My first born, Salem, began her college adventure on Saturday. I have to tell you, as some of you mamas already know, this whole season of packing and preparing has stirred my heart on so many levels. I feel like a kaleidoscope of emotions. Turn the wheel ever so slightly and my emotional mosaic shifts into another beautiful picture of memories, regrets, sadness, excitement, pride, and hope.
I find myself remembering the smallest details about her childhood.
I find myself grading myself as a mom over the last 18 years.
I find myself recalling my own teen years, and college years.
I find myself missing her in the oddest of ways.
Walking in her empty room, still takes my breath away. (Yes, I smell her pillow.) But there is, deeper than all these feelings, an overwhelming sense of joy and gratefulness.
God is so big. So kind. So amazingly faithful. He will continue to be that. To her. And To me.
Believe it or not, I didn’t cry as we drove off. We didn’t understand it necessarily, but we were ready. All of us. And there was a very real peace that passes understanding.
Before the big day, God laid on my heart to capture some of the pearls He had given me. I kept getting a holy ping of “have I told Salem _____ yet”? It would wake me up at night.
These deposits, these pearls of wisdom, are aptly named since pearls are something very beautiful created out of great anguish and agitation. They had come at a high price. And although most teens get tired of hearing “one more thing” from their parents, I wrote her letters anyway. Smile. But then, I felt compelled to share with you the modified versions. His pearls are for us all.
The first Pearl was about our gifts poured out on the feet of Jesus in the same way the woman poured out her best from the alabaster box.
The second pearl is about Pressure.

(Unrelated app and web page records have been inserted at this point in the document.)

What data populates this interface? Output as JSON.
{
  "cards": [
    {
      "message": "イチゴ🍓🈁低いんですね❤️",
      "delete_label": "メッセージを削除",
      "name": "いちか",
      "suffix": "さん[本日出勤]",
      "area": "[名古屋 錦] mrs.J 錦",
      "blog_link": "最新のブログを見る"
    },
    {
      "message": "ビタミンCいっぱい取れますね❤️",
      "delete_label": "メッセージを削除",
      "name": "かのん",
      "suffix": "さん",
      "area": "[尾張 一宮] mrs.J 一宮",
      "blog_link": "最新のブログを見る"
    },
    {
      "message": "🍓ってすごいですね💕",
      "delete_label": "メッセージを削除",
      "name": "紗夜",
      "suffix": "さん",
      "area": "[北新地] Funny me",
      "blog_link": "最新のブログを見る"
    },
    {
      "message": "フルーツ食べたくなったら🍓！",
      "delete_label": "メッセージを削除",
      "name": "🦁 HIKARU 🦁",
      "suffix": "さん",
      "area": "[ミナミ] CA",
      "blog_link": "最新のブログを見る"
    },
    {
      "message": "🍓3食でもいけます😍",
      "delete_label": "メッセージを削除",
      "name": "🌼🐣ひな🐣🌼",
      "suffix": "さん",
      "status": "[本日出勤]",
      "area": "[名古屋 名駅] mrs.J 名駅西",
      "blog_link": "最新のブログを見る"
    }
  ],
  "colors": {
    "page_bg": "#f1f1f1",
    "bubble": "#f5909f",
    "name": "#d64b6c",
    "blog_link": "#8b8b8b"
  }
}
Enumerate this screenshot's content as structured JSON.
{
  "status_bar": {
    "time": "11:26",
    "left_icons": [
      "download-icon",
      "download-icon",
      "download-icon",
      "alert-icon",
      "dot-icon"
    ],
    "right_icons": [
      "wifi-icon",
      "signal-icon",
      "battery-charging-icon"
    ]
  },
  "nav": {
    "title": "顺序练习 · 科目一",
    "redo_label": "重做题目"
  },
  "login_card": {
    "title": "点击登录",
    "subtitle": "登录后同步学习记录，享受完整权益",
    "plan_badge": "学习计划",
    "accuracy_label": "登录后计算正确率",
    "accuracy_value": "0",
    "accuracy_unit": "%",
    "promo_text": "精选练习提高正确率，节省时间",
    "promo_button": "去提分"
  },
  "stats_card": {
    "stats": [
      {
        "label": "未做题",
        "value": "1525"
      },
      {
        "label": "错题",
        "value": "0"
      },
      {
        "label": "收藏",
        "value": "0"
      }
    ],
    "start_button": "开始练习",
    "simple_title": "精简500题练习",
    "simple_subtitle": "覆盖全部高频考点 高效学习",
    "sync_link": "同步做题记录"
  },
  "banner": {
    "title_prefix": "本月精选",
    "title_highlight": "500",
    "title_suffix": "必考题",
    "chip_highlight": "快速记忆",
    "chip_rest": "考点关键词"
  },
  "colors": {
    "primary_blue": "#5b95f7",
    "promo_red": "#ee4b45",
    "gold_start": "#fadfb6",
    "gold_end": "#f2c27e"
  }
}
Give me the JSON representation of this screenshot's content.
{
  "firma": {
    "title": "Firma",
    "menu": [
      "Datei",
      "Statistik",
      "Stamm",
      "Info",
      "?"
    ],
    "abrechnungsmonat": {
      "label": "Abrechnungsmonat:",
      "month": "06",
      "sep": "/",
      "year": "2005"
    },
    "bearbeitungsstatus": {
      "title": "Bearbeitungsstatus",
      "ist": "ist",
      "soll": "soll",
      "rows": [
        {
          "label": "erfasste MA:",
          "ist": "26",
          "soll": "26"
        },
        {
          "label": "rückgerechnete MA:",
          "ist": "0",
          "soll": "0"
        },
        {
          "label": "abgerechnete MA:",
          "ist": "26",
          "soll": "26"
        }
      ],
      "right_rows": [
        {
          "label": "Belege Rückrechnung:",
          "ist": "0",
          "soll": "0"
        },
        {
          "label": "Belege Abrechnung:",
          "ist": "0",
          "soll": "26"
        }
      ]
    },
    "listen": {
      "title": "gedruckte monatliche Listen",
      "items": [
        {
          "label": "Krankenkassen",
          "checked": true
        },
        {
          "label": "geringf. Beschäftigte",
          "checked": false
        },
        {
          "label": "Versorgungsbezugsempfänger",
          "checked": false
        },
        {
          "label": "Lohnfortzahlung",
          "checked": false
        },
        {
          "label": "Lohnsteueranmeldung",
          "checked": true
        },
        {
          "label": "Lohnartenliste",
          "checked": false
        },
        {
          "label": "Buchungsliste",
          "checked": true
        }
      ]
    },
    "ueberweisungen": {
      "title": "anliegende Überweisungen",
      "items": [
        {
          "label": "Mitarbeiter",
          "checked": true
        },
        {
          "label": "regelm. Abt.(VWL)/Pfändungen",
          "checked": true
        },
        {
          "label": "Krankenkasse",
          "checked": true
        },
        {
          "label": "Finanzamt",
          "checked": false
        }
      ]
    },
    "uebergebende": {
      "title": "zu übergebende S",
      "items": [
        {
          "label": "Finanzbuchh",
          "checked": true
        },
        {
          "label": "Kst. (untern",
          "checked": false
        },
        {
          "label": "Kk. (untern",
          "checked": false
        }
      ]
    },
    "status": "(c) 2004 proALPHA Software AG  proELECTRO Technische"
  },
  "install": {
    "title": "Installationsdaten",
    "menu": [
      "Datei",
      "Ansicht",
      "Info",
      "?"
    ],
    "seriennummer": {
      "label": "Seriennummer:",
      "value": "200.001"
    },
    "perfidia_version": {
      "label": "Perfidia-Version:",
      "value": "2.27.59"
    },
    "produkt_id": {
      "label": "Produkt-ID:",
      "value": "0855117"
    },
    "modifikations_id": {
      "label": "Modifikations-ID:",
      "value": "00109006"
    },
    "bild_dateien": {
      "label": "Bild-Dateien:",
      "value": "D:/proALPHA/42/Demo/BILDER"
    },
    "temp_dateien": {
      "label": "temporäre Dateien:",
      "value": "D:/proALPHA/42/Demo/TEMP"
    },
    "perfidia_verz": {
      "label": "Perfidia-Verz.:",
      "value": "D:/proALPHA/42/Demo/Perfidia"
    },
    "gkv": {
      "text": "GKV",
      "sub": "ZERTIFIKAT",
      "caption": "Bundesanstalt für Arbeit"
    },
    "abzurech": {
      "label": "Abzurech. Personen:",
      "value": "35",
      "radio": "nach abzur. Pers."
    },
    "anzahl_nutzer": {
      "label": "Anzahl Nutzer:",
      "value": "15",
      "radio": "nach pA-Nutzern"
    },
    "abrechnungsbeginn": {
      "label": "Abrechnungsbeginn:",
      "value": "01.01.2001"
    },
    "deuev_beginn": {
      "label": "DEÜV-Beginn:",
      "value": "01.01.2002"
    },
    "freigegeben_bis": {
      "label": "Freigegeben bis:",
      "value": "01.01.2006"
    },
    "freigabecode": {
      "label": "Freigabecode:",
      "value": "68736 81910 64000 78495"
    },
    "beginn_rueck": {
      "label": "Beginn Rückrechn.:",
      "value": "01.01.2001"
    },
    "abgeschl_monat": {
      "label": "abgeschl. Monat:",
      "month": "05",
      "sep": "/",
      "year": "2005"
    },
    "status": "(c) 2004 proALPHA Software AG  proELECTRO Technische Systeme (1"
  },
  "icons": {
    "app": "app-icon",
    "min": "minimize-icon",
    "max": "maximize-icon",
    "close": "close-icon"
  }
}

When I was in college I was broke. And alone. And eager to please an incredible professor. I am not sure which of these factors clouded my judgment. Maybe it was the combination of all three. But I took on the formidable role of the editor of the yearbook, the editor of the newspaper, taking full time classes and working at least 30 hours to keep my tuition discount. Don’t be impressed. The story doesn’t have a happy ending.
I learned a lot during that season. I also cried and cussed and failed. A lot. But enduring this pressure changed me in really good ways that I might not have discovered otherwise.
1. I learned I had a enough courage to attempt more than I could handle. That audacious willingness, what I now call faith, prepared me to attempt a lot of things outside of my comfort zone. My experience opened up a door so that I was willing to go after bigger, scarier goals once I got out of college.
2. I learned not knowing how to do something was not a reason to decline. Big dreams are fulfilled by people who try. Really hard. My skill set exploded during this time because I had to complete the tasks. One way or another. I didn’t know how to do it when I started, but I sure knew how to do it once it was all over.
3. I learned how to not quit when the pressure is great. I needed the money on all fronts. So that naturally prevented me from backing down when it got very tough. I still use the muscle I learned in that season.
4. I learned why I imploded before it was all over. Hitting the proverbial wall showed me a lot about my own self sabotage and my own rejection issues. I didn’t know how to rest. Or ask for help. So I got sick. And behind. And rebuked by the professor I was so eager to please. This failure taught me how to get back up, reassess and do it better next time.
5. I learned to know the Why of a thing more than the How. I needed the money, I wanted the praise from my professor. I wanted to prove to others I could do more than they thought I could. People kept telling me it was too much. Instead of listening to reason, I perceived it as criticism or rejection. So I had to prove them wrong. This is a terrible Why.
I am very careful about my Why’s now. I will attempt a lot of crazy stuff, yet the crazy factor is most likely connected to hearing from God.
In the end, all the obligations were completed. Not perfectly as I had hoped. The newspaper got an award and the yearbook was printed three months late. I graduated with a very kind letter of recommendation from my professor and I paid for my college expenses.
I didn’t know God in this season. So I didn’t know Him to be a comforter, a source of wisdom and even energy like I do now. However, because He makes “all things work together for our good,” I know it was His holy squeeze that made me a better person.
Pressure is a beautiful thing in the hands of a loving God. Pressure shows our weakness, but it also shows our strength. We never know how strong we are until it is tested. Pressure is a a great test of our resolve and character and gut drive.
You can do more than you think.
Make sure you have a solid God-centered Why.
Learn to rest, and ask for help.
And failing doesn’t mean game over. Just learn the lesson and do it again.
More pearls to come.